Cell-cell CAM proteolysis results in increased motility of cells, increased cell proliferation, and resistance to apoptosis. How the cleaved cell-cell CAMs are able to affect these processes is not altogether understood. We know that the shed ECDs are found in the tumor microenvironment and/or circulating in bodily fluids. These shed ECDs are capable of antagonizing the adhesion of cell-surface bound CAMs (20), stimulating CAM cleavage (36), activating additional receptors [such as HER2 and HER3, in the case of sE-cad (10); or integrin receptors, in the case of L1 and NrCAM (8, 9)], and stimulating MMP expression (11, 22). In each of these situations, cell migration and/or proliferation can be stimulated.
The cleaved ICDs potentiate Wnt and Tcf/Lef signaling pathways. For example, the PTPκ-ICD, E-cad/CTF1, and N-cad/CTF2 all promote β-catenin nuclear translocation. Furthermore, PTPκ-ICD and Ep-ICD stimulate TCF- and Lef1-mediated transcription (36, 38). Ultimately, increased expression of c-myc (36), cyclin-D1 (15), and/or MMP-7 (11) has been observed following the generation of cell-cell CAM ICDs. These proteins can regulate signaling pathways that affect both cell proliferation and migration.
The recognition that tumor cells overcome CI by proteolyzing cell-cell CAMs provides a target for therapeutic intervention. While the use of ADAM/MMP inhibitors has been employed in treatment of cancer before (6), we suggest that they must be used in concert with γ-secretase inhibitors to limit the function of both the extracellular and intracellular fragments generated by cell-cell CAM cleavage.

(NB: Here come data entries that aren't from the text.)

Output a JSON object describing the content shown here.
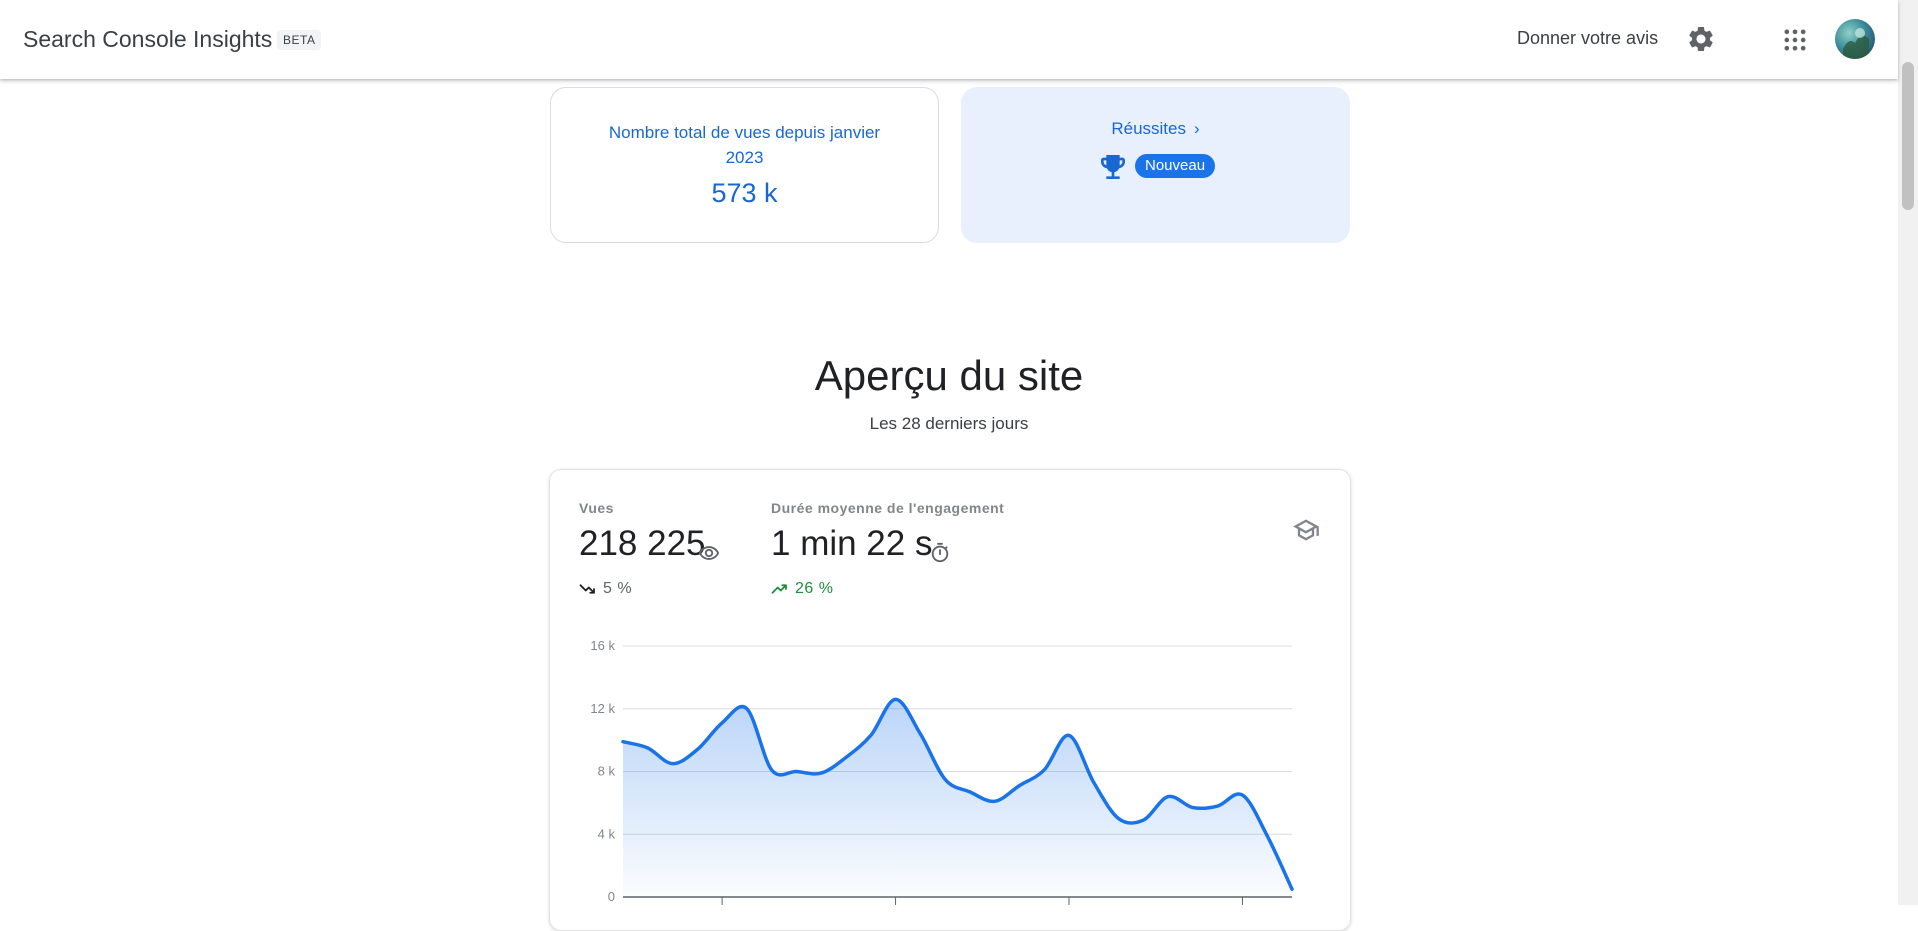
{
  "header": {
    "app_title": "Search Console Insights",
    "beta_label": "BETA",
    "feedback_label": "Donner votre avis",
    "icons": [
      "gear-icon",
      "apps-grid-icon",
      "account-avatar"
    ]
  },
  "summary": {
    "total_views_label": "Nombre total de vues depuis janvier 2023",
    "total_views_value": "573 k",
    "achievements_label": "Réussites",
    "achievements_badge": "Nouveau"
  },
  "overview": {
    "title": "Aperçu du site",
    "subtitle": "Les 28 derniers jours",
    "views_label": "Vues",
    "views_value": "218 225",
    "views_change": "5 %",
    "engagement_label": "Durée moyenne de l'engagement",
    "engagement_value": "1 min 22 s",
    "engagement_change": "26 %"
  },
  "colors": {
    "accent": "#1a73e8",
    "link": "#1967d2",
    "positive": "#1e8e3e",
    "negative": "#5f6368",
    "card_highlight": "#e8f0fe"
  },
  "chart_data": {
    "type": "area",
    "title": "",
    "xlabel": "",
    "ylabel": "",
    "y_ticks": [
      "16 k",
      "12 k",
      "8 k",
      "4 k",
      "0"
    ],
    "ylim": [
      0,
      16000
    ],
    "grid": true,
    "series": [
      {
        "values": [
          9900,
          9500,
          8500,
          9400,
          11100,
          12000,
          8100,
          8000,
          7900,
          8900,
          10300,
          12600,
          10400,
          7500,
          6700,
          6100,
          7100,
          8100,
          10300,
          7300,
          5000,
          4900,
          6400,
          5700,
          5800,
          6500,
          3900,
          500
        ]
      }
    ]
  }
}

Given that the presenilin protease that cleaves cell-cell CAMs may differ (Table 1), it is possible that additional specificity in tumor treatment may be achieved using specific MMP and presenilin inhibitors in combination therapy.

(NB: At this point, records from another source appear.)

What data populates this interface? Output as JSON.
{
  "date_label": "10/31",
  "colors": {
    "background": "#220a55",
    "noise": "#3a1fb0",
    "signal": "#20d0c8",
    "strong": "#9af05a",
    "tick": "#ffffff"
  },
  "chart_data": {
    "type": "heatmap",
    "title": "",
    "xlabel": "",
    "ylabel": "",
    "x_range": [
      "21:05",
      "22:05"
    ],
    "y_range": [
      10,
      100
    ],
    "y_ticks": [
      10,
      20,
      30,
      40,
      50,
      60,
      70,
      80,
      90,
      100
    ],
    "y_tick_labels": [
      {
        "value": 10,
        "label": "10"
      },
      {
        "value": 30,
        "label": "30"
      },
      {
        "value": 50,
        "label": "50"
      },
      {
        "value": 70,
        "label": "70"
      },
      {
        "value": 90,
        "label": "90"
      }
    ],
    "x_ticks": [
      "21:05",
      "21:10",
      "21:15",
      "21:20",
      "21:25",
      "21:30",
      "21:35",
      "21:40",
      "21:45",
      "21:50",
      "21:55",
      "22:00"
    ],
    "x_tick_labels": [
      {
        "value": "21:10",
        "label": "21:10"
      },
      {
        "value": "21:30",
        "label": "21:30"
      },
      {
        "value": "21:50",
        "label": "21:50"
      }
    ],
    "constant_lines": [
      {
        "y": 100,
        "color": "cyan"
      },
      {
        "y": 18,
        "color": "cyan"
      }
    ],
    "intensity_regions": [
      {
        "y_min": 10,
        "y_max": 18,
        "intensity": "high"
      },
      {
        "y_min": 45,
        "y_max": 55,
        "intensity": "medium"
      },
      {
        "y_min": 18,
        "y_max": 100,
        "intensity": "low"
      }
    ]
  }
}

Financial support: This research was supported by the following NIH grants: RO1-NS051520, R01-NS063971, and P30-CA043703.
We would like to thank Dr. Polly Phillips-Mason for her help editing this manuscript. This work is dedicated to Tabitha Yee-May Lou whose endowment supports research in the Brady-Kalnay lab.